-- Opening Marker --

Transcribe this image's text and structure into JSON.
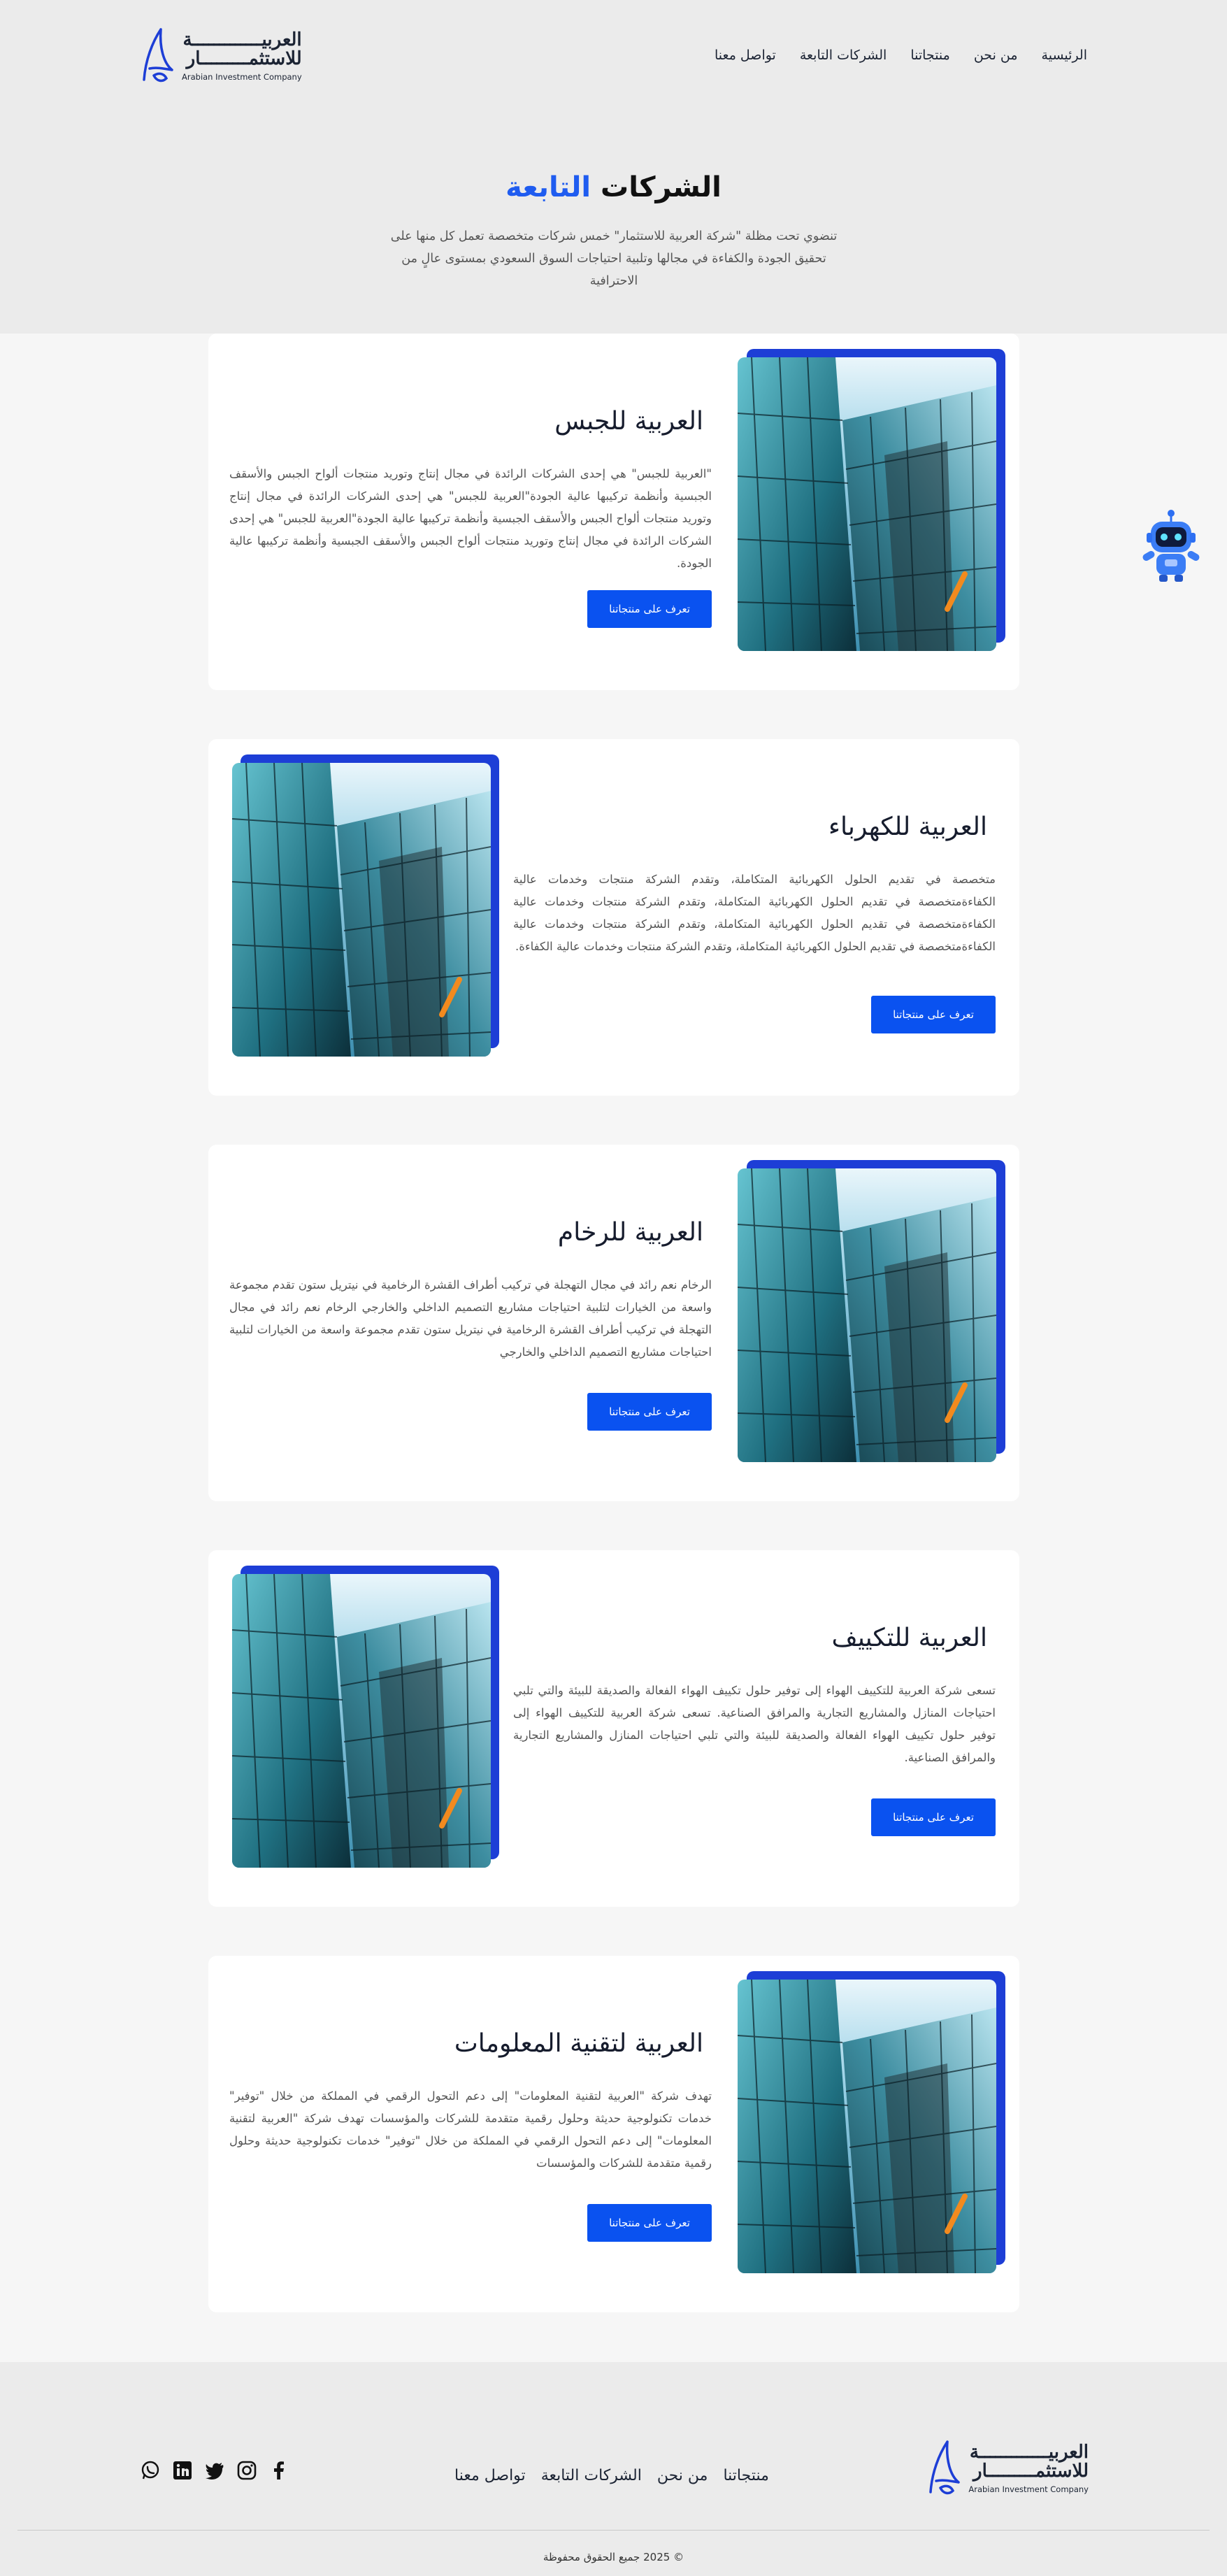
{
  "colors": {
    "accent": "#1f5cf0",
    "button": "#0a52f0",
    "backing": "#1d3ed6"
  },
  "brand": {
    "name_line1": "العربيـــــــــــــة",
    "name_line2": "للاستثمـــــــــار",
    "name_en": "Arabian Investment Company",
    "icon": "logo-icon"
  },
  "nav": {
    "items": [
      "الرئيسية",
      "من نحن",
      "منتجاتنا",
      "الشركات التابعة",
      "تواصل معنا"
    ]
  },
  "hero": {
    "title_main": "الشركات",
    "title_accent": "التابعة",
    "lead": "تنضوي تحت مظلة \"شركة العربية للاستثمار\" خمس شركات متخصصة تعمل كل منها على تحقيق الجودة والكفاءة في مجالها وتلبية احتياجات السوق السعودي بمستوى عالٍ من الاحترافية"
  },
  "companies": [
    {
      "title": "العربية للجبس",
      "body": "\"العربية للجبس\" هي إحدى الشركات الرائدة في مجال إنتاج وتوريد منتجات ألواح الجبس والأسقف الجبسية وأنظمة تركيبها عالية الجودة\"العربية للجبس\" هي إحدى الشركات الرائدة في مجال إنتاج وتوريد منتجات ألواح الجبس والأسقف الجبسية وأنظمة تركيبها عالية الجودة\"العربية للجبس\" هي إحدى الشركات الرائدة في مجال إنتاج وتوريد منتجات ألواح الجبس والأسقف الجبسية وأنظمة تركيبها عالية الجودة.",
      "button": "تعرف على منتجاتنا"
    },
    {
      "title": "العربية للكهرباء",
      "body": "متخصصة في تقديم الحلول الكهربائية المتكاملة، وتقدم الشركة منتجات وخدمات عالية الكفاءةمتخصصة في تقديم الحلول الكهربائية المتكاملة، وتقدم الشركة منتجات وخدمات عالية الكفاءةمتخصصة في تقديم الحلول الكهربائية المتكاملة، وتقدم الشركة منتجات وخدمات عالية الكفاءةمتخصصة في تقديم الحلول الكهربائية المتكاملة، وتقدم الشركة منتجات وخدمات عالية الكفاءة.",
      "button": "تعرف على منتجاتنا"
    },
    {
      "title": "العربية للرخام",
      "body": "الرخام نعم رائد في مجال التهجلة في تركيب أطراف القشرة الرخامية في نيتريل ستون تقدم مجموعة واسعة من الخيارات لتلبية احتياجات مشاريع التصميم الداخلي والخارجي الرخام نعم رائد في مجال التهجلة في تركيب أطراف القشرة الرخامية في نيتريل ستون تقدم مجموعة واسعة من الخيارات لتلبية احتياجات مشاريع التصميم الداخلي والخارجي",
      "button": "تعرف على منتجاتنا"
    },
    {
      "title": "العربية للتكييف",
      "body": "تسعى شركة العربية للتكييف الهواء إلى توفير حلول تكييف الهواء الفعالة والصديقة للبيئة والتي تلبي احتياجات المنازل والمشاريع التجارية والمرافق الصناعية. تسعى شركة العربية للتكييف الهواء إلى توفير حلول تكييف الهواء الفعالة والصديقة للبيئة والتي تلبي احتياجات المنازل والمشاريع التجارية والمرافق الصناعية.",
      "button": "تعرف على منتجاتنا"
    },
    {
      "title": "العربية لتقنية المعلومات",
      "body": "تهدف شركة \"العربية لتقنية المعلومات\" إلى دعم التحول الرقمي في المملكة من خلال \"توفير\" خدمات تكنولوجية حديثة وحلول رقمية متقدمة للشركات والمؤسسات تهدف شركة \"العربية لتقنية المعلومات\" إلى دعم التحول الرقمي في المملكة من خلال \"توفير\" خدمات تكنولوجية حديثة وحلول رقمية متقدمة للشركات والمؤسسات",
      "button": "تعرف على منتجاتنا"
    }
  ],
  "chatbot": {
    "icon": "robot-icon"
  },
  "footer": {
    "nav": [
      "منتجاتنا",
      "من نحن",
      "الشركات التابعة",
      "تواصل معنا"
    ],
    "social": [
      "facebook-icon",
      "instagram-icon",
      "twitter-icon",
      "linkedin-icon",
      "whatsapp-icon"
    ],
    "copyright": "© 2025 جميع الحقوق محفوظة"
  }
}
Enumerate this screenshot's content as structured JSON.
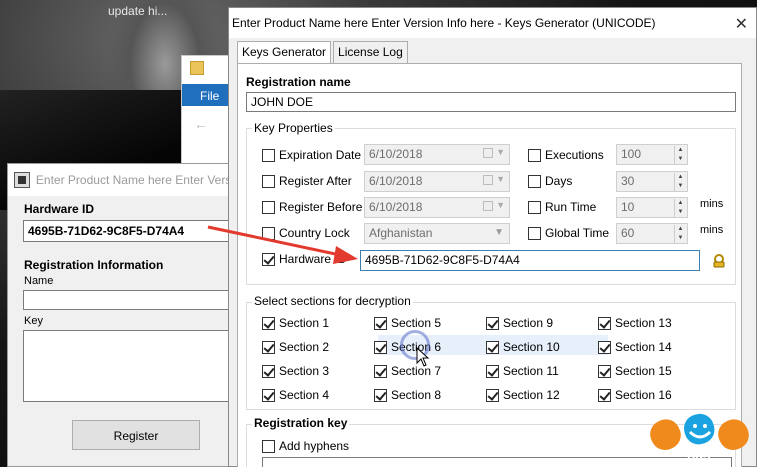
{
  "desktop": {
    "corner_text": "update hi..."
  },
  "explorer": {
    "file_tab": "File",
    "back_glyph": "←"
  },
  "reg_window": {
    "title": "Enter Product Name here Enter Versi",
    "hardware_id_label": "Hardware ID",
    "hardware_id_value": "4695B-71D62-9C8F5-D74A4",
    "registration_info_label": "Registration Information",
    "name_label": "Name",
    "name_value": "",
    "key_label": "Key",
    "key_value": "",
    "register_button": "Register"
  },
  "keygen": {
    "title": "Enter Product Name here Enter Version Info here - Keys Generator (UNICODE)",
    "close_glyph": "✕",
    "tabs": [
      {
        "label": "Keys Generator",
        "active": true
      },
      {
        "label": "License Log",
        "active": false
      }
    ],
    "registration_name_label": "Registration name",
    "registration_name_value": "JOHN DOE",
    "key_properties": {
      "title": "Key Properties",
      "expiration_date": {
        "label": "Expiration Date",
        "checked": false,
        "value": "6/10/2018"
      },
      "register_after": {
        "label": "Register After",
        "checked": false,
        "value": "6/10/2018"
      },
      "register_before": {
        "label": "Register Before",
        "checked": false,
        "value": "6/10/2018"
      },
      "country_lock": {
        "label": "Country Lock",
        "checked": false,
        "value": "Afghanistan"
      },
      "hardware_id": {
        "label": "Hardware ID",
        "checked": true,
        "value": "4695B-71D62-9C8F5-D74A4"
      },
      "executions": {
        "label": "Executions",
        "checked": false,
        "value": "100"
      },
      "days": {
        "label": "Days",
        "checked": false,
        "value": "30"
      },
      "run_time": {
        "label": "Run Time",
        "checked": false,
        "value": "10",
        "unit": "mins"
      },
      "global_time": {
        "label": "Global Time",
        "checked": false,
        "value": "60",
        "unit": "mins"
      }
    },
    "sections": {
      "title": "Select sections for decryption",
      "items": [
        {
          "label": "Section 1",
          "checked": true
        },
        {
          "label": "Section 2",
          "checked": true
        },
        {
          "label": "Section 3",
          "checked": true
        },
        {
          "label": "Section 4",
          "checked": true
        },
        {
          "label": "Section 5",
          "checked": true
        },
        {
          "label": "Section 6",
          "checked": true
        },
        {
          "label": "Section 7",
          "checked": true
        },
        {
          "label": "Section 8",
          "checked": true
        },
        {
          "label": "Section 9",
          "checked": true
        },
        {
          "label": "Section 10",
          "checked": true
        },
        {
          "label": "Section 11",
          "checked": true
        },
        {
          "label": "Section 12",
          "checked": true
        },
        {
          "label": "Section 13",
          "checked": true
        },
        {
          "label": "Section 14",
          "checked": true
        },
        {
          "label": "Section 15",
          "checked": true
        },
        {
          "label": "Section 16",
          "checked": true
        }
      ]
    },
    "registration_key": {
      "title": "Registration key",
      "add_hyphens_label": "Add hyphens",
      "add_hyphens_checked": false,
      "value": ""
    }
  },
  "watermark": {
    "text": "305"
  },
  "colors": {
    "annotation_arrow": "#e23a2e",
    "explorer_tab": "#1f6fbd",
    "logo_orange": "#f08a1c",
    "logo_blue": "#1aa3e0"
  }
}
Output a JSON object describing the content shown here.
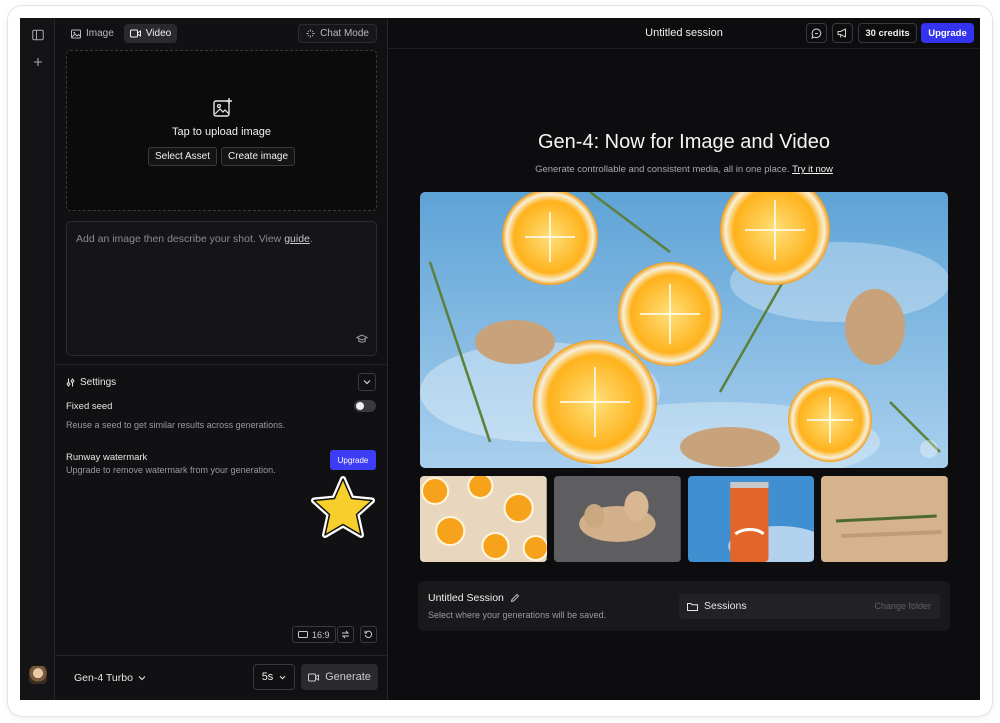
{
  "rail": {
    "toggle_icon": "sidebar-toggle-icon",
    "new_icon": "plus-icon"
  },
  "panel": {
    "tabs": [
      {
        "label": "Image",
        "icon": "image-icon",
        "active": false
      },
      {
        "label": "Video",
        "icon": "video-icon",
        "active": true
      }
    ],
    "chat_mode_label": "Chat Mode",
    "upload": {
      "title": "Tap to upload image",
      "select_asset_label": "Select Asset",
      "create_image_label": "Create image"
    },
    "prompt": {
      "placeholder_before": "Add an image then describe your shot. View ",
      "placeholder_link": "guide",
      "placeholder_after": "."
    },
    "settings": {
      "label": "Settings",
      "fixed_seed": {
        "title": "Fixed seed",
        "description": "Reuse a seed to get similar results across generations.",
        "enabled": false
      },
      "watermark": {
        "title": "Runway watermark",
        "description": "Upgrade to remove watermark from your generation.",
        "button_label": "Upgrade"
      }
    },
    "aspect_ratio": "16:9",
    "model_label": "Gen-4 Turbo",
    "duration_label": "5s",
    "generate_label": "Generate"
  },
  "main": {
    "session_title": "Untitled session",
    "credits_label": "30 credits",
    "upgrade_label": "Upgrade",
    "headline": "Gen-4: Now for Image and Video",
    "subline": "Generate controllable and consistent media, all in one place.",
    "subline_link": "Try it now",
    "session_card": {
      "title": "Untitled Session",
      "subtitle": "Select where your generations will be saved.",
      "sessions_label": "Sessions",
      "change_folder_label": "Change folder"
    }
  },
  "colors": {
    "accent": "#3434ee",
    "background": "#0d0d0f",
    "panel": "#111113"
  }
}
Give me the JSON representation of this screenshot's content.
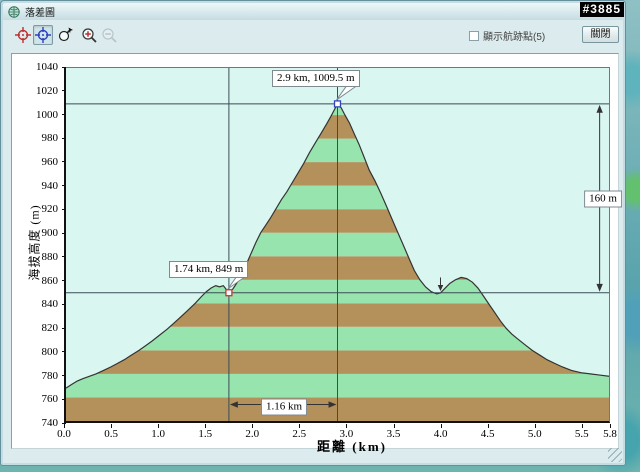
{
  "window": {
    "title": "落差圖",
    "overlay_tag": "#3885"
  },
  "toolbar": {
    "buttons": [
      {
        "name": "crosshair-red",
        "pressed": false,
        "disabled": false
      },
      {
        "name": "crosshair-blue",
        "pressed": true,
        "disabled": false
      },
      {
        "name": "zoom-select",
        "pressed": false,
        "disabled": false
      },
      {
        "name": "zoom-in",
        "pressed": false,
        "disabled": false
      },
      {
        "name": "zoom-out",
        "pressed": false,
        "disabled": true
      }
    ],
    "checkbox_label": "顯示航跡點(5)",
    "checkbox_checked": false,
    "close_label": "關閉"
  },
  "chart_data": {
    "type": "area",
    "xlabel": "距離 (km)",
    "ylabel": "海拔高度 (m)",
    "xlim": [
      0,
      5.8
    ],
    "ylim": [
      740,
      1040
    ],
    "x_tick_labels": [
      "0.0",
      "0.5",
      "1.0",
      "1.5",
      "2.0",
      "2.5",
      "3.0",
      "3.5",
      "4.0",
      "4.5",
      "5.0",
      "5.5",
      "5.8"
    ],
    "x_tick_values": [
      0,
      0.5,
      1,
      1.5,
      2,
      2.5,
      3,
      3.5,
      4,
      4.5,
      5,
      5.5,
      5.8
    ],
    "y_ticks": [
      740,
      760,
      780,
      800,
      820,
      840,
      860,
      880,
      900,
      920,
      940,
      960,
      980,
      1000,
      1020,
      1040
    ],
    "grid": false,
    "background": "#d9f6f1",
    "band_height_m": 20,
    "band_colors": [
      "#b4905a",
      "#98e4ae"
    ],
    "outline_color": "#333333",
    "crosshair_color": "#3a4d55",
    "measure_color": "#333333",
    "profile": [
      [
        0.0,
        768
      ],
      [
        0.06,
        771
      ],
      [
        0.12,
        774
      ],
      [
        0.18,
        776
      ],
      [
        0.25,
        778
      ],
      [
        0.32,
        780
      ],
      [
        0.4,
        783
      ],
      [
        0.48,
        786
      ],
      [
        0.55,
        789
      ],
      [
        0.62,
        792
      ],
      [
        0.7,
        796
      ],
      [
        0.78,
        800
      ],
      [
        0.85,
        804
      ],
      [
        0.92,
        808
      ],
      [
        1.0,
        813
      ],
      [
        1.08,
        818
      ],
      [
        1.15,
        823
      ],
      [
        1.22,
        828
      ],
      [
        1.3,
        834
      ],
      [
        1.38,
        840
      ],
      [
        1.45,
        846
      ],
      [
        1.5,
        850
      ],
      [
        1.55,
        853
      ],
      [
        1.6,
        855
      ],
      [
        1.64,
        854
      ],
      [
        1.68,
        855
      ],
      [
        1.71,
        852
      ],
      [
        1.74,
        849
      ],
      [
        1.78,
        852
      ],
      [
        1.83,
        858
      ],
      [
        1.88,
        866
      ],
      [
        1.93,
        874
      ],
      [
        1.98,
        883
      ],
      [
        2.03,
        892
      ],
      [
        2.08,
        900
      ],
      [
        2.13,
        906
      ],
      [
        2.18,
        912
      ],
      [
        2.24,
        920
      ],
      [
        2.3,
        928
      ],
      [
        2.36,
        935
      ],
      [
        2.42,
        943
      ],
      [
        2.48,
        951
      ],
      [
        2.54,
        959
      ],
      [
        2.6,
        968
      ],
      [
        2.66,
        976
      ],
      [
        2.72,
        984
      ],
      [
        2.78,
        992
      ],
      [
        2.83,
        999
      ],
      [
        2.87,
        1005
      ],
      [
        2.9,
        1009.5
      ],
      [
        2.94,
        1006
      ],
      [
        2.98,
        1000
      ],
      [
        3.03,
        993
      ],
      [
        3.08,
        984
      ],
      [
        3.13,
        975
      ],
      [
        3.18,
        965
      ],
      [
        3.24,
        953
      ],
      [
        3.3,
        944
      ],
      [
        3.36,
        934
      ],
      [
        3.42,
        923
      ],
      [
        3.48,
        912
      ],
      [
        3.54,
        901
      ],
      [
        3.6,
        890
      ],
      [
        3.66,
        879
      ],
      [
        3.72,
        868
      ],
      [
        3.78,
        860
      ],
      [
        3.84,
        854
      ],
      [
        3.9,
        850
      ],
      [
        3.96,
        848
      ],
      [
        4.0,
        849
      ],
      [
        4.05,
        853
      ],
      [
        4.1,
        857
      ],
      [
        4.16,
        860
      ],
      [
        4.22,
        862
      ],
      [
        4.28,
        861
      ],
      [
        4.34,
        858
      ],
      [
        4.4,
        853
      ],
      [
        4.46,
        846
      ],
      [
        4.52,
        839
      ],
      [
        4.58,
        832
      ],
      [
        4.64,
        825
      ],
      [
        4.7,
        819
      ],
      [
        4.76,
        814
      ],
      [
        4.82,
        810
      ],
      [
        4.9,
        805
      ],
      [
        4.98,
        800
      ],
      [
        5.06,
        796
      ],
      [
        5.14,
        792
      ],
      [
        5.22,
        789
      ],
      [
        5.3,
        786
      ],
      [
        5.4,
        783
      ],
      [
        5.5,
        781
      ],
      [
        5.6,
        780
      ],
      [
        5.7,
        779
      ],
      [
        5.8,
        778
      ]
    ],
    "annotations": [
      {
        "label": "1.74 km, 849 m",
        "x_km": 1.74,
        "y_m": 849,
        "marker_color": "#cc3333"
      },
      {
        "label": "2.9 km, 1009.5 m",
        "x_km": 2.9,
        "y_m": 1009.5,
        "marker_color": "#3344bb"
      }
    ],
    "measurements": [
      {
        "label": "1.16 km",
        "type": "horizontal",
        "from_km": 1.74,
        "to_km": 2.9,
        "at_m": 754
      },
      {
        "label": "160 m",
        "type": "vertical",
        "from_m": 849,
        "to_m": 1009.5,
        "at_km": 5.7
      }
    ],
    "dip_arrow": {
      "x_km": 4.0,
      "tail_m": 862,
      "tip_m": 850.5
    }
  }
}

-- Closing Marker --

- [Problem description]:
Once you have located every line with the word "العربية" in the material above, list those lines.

- [Answer to this exercise]:
    "lead": "تنضوي تحت مظلة \"شركة العربية للاستثمار\" خمس شركات متخصصة تعمل كل منها على تحقيق الجودة والكفاءة في مجالها وتلبية احتياجات السوق السعودي بمستوى عالٍ من الاحترافية"
      "title": "العربية للجبس",
      "body": "\"العربية للجبس\" هي إحدى الشركات الرائدة في مجال إنتاج وتوريد منتجات ألواح الجبس والأسقف الجبسية وأنظمة تركيبها عالية الجودة\"العربية للجبس\" هي إحدى الشركات الرائدة في مجال إنتاج وتوريد منتجات ألواح الجبس والأسقف الجبسية وأنظمة تركيبها عالية الجودة\"العربية للجبس\" هي إحدى الشركات الرائدة في مجال إنتاج وتوريد منتجات ألواح الجبس والأسقف الجبسية وأنظمة تركيبها عالية الجودة.",
      "title": "العربية للكهرباء",
      "title": "العربية للرخام",
      "title": "العربية للتكييف",
      "body": "تسعى شركة العربية للتكييف الهواء إلى توفير حلول تكييف الهواء الفعالة والصديقة للبيئة والتي تلبي احتياجات المنازل والمشاريع التجارية والمرافق الصناعية. تسعى شركة العربية للتكييف الهواء إلى توفير حلول تكييف الهواء الفعالة والصديقة للبيئة والتي تلبي احتياجات المنازل والمشاريع التجارية والمرافق الصناعية.",
      "title": "العربية لتقنية المعلومات",
      "body": "تهدف شركة \"العربية لتقنية المعلومات\" إلى دعم التحول الرقمي في المملكة من خلال \"توفير\" خدمات تكنولوجية حديثة وحلول رقمية متقدمة للشركات والمؤسسات تهدف شركة \"العربية لتقنية المعلومات\" إلى دعم التحول الرقمي في المملكة من خلال \"توفير\" خدمات تكنولوجية حديثة وحلول رقمية متقدمة للشركات والمؤسسات",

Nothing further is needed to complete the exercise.